Press

Aaron Gordon Construction has been featured in several San Francisco Bay Area journals and magazines.

“Playland”

Spaces Magazine

What happens when the worlds of computer and board games collide with reality? You get the kind of individualistic interiors that Scott Taylor, a VP of video game development at Zynga, and hos wife, Kristine Boyden, a West Coast president for publicity firm Edelman, orchestrated with artful collaborators, including builder Aaron Gordon, architect Ari Gessler and interior designer Tineka Triggs

- Zahid Sardar

Featured in-Marin Magazine

Marin Magazine

Studio Becker, gathered 16 teams of Bay Area designers to create artful bicycles for auction. Two members of the AGC company, Aaron Gordon and Joshua Ebersole, assisted two different teams in the designing, creating, and executing of their bicycle sculptures. These sculptures were then auctioned off to raise money for disadvantaged youth in the Bay Area.

“Think You Don’t Have Space for a Statement Bath?”

Houzz

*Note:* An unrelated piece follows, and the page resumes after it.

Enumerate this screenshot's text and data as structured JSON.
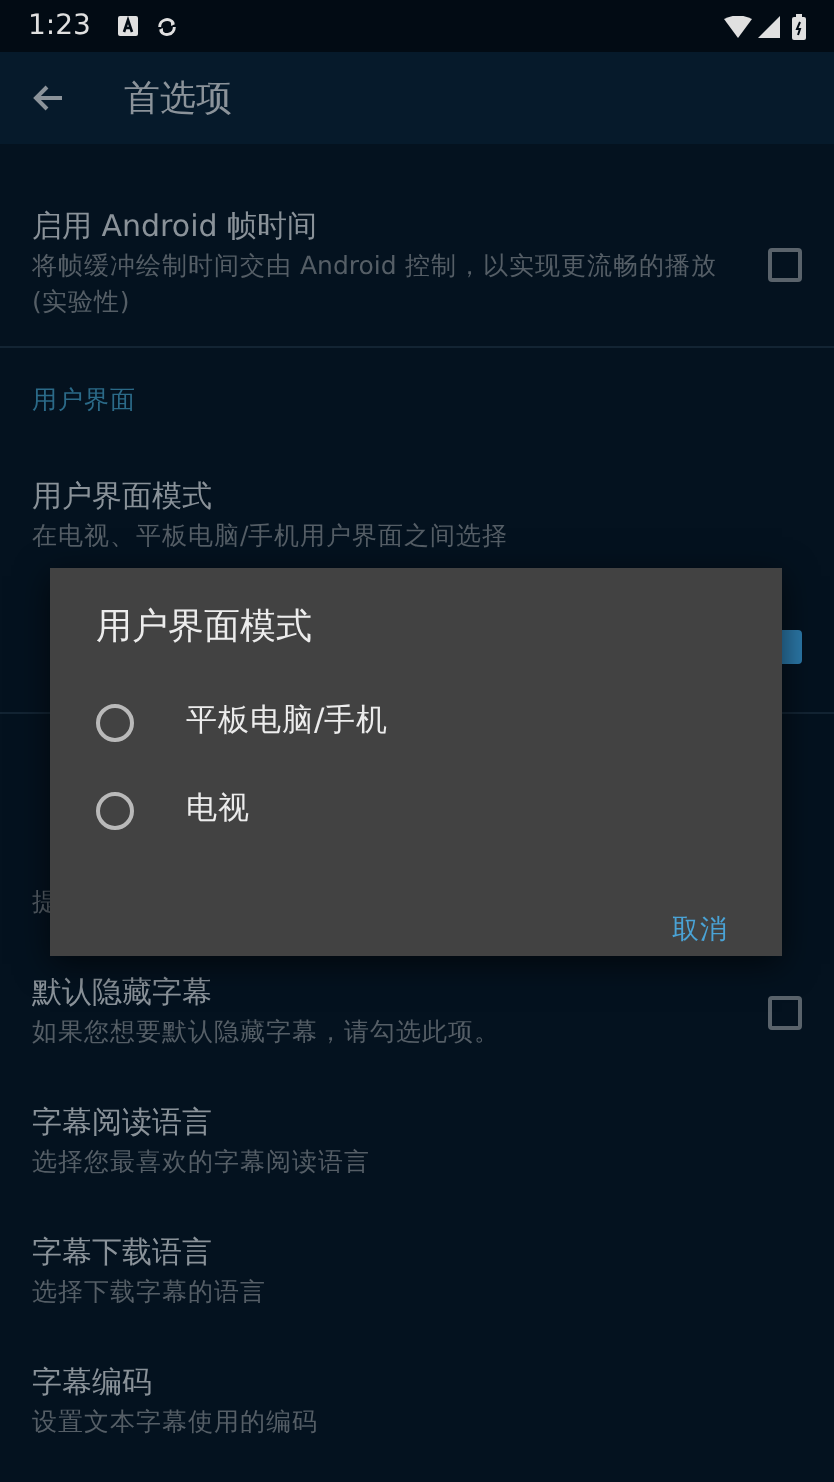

Scale down the tub. Install a petite version of a statement piece for all the impact of a full-size model in a fraction of the space. This scaled-down free-standing tub gives this tiny bathroom a classical vibe, complemented by tiled flooring, a traditional-style shower ring and curtain, smart paneling, and striking art.

‘Houzz porn’: drool-worthy home makeovers.

San Francisco Chronicle

In renovating their 1889 flat in the Castro, Kristine Boyden and Scott Taylor wanted to respect its Victorian aesthetic while infusing their own style and modernizing.

Houzz helps remodelers nail down their dreams

San Francisco Chronicle

Who doesn’t love house porn? Striking before” and after” shots of places that went from yuck to chic; peeks inside lavish abodes owned by folks more fabulous than you: Yum!

A Twisted Victorian in San Francisco.

California Home+Design

At their first meeting, the owners of this 1,500-square-foot flat in San Francisco made it a point to tell architect Karen Curtiss that what they wanted to do to their home didn’t make financial sense. They knew they could buy a house with the money they planned to spend on the condo,” Curtiss says.